*** GIVEN RECORDS Section Begins ***
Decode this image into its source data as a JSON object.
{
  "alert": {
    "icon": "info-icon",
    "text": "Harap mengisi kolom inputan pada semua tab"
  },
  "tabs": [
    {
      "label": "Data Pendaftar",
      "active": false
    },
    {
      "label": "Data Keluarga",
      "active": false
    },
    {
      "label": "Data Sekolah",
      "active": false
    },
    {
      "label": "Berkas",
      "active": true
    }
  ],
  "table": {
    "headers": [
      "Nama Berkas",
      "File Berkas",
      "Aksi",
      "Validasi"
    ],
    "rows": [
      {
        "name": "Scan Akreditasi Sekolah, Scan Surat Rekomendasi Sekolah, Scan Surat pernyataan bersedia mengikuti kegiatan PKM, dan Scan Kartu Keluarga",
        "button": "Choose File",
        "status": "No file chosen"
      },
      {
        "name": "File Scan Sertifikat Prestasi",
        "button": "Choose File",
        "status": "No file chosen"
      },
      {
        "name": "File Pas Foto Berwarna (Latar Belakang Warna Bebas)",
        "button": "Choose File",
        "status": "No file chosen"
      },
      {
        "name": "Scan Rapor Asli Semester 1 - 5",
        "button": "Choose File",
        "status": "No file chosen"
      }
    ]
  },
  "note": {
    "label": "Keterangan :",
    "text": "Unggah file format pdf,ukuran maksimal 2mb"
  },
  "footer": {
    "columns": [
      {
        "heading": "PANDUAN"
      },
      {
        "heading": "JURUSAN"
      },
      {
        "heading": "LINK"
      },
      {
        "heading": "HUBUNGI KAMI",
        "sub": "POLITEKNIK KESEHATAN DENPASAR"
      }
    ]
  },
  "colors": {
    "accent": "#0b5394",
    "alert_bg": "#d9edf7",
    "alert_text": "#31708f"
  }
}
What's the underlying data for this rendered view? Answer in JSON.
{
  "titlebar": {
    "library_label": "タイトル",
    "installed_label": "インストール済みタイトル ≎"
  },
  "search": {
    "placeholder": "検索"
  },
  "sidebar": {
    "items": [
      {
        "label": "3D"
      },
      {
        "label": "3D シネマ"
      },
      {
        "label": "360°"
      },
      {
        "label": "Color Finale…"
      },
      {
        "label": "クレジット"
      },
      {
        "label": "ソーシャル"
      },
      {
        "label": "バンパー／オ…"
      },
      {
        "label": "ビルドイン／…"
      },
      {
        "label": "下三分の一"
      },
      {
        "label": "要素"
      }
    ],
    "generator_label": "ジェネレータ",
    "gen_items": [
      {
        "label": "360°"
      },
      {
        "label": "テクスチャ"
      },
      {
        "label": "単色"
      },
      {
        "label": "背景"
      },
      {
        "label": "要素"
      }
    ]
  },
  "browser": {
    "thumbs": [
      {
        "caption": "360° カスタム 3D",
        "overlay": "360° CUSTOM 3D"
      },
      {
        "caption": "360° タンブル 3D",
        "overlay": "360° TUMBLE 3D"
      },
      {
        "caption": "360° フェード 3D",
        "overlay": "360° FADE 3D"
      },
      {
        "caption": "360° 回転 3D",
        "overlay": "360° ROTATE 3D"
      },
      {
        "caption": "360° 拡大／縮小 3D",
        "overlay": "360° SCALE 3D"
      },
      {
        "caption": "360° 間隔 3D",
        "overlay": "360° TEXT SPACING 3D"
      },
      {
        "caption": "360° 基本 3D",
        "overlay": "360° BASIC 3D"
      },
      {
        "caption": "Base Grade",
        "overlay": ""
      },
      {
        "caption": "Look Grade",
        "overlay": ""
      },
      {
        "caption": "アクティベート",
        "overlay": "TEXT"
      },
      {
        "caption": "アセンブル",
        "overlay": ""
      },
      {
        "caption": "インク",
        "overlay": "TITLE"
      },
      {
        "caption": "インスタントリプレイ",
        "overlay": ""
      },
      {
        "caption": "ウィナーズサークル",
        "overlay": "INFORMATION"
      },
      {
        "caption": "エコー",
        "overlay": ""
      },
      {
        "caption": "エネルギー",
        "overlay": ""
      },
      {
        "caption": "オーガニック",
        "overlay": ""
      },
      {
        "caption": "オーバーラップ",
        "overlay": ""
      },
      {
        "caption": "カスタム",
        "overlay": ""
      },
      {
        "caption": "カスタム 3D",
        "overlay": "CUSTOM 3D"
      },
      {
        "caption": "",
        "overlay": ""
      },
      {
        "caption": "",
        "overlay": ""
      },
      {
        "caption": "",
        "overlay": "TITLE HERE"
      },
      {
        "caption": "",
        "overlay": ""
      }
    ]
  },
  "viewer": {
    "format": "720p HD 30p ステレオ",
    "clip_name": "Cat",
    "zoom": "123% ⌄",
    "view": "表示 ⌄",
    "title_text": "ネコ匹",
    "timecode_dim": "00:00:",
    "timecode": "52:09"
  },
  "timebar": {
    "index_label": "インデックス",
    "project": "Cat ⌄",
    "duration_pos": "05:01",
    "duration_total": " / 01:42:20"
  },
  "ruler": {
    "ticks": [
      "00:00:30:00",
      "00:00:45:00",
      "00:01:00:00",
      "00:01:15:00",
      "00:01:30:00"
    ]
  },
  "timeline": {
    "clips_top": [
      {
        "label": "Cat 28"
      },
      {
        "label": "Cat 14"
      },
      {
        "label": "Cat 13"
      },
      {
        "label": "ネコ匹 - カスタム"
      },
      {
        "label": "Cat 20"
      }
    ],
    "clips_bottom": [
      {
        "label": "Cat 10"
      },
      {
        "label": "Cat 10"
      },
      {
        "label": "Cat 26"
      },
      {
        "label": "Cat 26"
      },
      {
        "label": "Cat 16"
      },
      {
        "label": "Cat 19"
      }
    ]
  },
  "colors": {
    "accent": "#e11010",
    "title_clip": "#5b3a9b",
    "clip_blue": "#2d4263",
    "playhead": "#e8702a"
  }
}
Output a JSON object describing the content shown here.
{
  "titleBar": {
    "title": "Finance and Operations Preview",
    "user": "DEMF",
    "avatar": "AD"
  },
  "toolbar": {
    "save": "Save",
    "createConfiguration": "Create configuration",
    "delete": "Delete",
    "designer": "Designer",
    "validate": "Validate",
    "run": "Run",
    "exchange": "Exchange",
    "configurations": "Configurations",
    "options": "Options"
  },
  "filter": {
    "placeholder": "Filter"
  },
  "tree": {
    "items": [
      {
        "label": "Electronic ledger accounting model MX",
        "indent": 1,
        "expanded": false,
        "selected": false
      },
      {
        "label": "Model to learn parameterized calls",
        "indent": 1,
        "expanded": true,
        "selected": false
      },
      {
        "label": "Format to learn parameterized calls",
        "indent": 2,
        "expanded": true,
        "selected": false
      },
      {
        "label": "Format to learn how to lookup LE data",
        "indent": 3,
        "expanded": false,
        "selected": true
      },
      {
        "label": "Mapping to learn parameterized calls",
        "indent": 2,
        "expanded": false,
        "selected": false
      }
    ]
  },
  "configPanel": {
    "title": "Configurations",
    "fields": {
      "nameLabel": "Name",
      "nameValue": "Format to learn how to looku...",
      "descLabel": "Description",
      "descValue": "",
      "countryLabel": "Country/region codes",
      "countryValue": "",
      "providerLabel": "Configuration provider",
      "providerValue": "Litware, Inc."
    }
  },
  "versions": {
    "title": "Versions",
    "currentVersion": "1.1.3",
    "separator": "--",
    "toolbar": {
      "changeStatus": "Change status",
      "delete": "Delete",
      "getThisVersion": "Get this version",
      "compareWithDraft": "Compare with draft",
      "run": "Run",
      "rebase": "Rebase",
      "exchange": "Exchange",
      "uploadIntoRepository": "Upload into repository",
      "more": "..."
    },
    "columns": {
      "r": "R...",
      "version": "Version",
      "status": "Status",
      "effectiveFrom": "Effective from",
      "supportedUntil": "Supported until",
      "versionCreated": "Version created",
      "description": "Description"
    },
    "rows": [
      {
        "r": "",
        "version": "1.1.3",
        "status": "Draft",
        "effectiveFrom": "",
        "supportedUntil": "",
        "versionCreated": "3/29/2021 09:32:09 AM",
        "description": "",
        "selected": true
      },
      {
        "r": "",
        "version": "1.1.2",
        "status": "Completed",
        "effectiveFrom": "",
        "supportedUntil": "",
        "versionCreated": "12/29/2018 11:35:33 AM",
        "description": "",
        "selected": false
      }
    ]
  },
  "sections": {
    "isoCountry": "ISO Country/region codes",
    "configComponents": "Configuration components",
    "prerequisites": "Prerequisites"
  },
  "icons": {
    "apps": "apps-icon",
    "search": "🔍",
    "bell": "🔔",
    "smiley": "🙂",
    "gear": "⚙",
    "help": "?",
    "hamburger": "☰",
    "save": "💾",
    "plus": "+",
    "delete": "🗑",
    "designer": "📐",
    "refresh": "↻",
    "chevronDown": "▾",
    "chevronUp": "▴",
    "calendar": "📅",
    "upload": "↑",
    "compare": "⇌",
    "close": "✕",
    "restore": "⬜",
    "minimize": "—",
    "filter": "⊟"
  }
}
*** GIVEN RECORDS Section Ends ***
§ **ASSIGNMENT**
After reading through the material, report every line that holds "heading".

§ **TASK RESULT**
        "heading": "PANDUAN"
        "heading": "JURUSAN"
        "heading": "LINK"
        "heading": "HUBUNGI KAMI",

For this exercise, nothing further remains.